Floods, heatwaves and other disasters induced by climate change have been plaguing the world for years.
But only in December 2015 did countries agree to tackle it, after decades of wrangling. The historic event in Paris saw delegates from nearly 200 countries - including Singapore - agreeing to go on a carbon diet.
The pact, the first universal, legally binding climate deal, came into force on Nov 4 last year, and aims to keep the global temperature rise this century to below 2 deg C.
Under the pact, Singapore pledged to become greener economically and reduce the amount of greenhouse gases emitted to achieve each dollar of gross domestic product by 36 per cent from 2005 levels, come 2030. It also pledged to stop any further increases to its greenhouse gas emissions by the same timeline.
Last July, Singapore unveiled its plan to meet its targets.
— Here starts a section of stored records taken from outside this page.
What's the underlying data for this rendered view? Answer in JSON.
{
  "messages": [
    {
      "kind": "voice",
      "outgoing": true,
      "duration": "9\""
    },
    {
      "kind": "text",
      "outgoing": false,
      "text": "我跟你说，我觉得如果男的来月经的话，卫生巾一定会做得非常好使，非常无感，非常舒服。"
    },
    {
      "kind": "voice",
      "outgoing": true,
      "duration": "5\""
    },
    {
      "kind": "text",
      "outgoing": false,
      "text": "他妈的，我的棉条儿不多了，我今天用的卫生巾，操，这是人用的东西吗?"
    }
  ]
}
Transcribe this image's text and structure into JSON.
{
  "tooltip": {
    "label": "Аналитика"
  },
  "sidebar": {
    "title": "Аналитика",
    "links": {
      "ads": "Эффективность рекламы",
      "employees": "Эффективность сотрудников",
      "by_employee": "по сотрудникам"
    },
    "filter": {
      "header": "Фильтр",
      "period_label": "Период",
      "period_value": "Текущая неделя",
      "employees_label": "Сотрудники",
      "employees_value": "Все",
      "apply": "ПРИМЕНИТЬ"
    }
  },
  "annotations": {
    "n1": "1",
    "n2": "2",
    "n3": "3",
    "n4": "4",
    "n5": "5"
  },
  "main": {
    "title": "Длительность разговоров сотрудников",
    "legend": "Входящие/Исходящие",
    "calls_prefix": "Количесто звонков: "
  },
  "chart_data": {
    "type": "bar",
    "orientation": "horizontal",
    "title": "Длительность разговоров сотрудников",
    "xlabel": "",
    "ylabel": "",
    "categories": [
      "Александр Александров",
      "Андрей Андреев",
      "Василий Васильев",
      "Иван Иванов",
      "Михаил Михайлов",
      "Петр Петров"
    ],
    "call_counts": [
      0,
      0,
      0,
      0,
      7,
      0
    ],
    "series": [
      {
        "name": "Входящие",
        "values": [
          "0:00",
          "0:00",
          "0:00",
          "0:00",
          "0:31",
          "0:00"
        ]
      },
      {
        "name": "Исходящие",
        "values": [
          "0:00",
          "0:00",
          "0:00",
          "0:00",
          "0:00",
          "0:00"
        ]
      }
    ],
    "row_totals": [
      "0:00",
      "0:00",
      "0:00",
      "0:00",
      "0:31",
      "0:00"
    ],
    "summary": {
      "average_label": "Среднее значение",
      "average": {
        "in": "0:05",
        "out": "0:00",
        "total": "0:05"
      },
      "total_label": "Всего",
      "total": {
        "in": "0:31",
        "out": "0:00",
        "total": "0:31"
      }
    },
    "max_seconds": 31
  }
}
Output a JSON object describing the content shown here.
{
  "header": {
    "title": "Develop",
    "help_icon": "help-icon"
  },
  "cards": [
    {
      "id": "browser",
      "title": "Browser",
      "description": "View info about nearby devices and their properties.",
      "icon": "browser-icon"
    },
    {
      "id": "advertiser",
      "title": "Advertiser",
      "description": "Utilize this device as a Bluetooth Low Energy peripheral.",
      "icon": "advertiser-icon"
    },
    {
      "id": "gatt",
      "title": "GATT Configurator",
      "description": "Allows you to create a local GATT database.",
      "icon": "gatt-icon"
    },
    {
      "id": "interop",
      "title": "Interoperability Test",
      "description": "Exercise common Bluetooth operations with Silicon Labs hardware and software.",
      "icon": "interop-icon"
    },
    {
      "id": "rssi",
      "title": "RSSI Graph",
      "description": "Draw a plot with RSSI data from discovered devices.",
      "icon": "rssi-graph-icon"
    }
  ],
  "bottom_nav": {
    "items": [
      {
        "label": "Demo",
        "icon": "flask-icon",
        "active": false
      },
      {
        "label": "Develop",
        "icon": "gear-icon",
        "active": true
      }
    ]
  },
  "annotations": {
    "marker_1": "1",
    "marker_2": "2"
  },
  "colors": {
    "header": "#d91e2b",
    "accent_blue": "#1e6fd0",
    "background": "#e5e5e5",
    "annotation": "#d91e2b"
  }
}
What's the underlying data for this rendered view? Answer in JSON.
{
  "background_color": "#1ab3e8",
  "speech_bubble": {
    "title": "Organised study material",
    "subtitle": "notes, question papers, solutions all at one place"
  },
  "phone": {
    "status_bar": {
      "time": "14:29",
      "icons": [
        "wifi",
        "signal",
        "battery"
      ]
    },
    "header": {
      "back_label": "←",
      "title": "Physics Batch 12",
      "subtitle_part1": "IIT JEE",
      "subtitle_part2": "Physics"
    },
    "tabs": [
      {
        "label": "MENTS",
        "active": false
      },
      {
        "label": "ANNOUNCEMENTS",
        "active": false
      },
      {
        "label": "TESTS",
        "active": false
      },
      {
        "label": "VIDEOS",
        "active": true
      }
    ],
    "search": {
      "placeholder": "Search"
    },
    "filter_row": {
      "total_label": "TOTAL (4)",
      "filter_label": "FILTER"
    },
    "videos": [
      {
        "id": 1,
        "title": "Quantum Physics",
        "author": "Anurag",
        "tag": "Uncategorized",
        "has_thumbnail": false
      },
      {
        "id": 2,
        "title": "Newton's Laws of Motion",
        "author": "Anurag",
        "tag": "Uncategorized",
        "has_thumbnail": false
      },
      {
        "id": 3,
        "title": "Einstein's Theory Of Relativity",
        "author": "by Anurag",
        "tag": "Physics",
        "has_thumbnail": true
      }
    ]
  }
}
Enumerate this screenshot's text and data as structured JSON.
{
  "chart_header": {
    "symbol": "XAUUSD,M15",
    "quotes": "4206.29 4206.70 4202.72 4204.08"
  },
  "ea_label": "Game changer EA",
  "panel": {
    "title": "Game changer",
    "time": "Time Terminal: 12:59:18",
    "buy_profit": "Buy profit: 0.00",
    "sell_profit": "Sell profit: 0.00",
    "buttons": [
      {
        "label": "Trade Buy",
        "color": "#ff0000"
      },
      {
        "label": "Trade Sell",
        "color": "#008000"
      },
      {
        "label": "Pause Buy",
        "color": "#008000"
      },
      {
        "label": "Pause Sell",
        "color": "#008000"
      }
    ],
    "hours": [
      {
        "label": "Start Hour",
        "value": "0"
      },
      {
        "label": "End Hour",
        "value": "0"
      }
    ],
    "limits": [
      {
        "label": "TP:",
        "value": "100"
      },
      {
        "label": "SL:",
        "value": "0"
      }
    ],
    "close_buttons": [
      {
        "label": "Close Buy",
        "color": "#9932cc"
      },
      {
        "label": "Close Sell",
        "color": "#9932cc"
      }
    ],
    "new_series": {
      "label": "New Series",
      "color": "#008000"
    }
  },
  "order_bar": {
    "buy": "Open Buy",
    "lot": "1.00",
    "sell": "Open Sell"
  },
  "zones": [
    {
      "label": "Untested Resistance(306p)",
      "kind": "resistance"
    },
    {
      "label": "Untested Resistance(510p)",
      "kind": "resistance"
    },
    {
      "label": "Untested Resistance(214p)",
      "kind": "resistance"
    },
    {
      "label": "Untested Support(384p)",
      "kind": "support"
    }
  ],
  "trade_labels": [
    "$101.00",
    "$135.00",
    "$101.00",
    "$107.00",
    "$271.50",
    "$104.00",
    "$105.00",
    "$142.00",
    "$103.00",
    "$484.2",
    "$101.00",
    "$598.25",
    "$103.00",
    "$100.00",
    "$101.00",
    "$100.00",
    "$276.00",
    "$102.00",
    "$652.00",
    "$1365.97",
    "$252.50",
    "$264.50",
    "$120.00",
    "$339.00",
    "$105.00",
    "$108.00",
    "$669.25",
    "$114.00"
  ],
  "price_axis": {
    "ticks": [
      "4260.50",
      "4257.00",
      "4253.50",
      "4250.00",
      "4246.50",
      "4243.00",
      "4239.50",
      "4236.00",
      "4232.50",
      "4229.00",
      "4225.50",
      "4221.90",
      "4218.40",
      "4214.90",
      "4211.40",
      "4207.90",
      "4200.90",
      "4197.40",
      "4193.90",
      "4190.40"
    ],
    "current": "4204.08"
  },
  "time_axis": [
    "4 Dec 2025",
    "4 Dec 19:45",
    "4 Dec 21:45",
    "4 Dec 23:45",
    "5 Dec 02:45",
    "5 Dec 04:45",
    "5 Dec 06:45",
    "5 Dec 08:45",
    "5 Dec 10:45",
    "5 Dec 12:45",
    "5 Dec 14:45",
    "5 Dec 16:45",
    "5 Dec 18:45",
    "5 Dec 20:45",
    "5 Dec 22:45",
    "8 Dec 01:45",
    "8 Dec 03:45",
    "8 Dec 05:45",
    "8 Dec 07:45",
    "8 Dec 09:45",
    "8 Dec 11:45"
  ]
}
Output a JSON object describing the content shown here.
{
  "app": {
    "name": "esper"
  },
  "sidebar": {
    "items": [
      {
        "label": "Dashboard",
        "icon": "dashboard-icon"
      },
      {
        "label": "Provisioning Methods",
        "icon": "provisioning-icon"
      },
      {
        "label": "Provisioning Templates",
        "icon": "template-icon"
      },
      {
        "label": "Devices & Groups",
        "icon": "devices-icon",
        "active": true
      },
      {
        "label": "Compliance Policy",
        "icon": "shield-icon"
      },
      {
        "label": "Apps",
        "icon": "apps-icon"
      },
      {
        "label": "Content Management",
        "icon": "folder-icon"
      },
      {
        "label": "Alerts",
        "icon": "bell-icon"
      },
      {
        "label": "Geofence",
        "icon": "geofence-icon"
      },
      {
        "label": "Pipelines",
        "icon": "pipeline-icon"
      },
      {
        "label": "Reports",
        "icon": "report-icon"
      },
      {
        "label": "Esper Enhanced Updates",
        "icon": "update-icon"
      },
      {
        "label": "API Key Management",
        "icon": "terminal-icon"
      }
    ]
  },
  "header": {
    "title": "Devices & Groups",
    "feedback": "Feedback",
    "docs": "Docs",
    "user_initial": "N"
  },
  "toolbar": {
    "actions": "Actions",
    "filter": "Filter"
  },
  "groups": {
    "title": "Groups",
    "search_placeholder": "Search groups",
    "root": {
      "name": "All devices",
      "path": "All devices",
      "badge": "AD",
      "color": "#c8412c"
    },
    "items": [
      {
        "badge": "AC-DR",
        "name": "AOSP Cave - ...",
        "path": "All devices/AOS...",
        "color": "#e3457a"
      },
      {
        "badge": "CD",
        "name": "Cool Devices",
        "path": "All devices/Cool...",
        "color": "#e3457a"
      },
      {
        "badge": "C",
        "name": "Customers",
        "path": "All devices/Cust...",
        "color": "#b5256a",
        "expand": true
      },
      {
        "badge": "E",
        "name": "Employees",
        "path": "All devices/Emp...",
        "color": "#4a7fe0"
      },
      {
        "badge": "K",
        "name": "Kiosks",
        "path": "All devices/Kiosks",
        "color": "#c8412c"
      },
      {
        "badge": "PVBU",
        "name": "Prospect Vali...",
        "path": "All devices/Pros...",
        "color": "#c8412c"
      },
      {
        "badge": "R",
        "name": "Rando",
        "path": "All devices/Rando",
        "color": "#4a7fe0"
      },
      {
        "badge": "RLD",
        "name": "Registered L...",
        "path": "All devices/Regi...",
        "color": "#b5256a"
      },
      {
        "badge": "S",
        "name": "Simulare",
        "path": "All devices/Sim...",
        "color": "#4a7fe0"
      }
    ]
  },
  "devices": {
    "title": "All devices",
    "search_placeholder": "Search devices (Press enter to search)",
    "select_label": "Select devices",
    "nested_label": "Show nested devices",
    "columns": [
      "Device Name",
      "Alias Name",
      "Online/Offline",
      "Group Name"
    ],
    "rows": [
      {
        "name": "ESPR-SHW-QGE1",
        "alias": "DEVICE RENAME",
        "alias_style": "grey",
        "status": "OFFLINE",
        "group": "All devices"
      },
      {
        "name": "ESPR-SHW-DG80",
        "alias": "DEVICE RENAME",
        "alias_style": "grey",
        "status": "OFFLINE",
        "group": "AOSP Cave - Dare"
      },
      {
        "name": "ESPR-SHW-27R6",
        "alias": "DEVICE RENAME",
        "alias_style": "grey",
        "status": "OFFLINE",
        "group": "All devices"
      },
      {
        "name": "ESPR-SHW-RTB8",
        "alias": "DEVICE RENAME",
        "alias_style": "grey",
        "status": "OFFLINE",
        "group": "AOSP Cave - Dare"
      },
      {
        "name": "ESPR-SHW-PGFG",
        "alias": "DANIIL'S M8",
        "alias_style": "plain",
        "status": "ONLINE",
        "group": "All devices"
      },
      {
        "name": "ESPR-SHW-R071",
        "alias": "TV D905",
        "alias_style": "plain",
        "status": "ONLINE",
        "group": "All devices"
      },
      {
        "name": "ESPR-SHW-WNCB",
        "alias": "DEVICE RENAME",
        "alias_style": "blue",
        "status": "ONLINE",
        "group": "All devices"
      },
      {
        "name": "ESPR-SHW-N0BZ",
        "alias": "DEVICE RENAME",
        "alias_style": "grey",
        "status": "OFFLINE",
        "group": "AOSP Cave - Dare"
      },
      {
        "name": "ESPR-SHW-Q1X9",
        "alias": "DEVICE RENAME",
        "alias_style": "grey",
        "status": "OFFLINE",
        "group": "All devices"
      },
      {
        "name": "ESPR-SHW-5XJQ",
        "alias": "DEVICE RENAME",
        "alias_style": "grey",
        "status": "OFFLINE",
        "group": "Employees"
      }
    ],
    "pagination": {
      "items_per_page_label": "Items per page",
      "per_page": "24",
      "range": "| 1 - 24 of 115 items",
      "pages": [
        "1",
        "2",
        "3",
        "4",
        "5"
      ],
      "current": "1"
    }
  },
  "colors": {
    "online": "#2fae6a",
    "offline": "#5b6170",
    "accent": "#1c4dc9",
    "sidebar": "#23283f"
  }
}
A pivotal strategy is to cut carbon emissions by improving energy efficiency across all sectors, namely power generation, industry, buildings, transport, households, waste and water. Singapore has moved to do it on all fronts.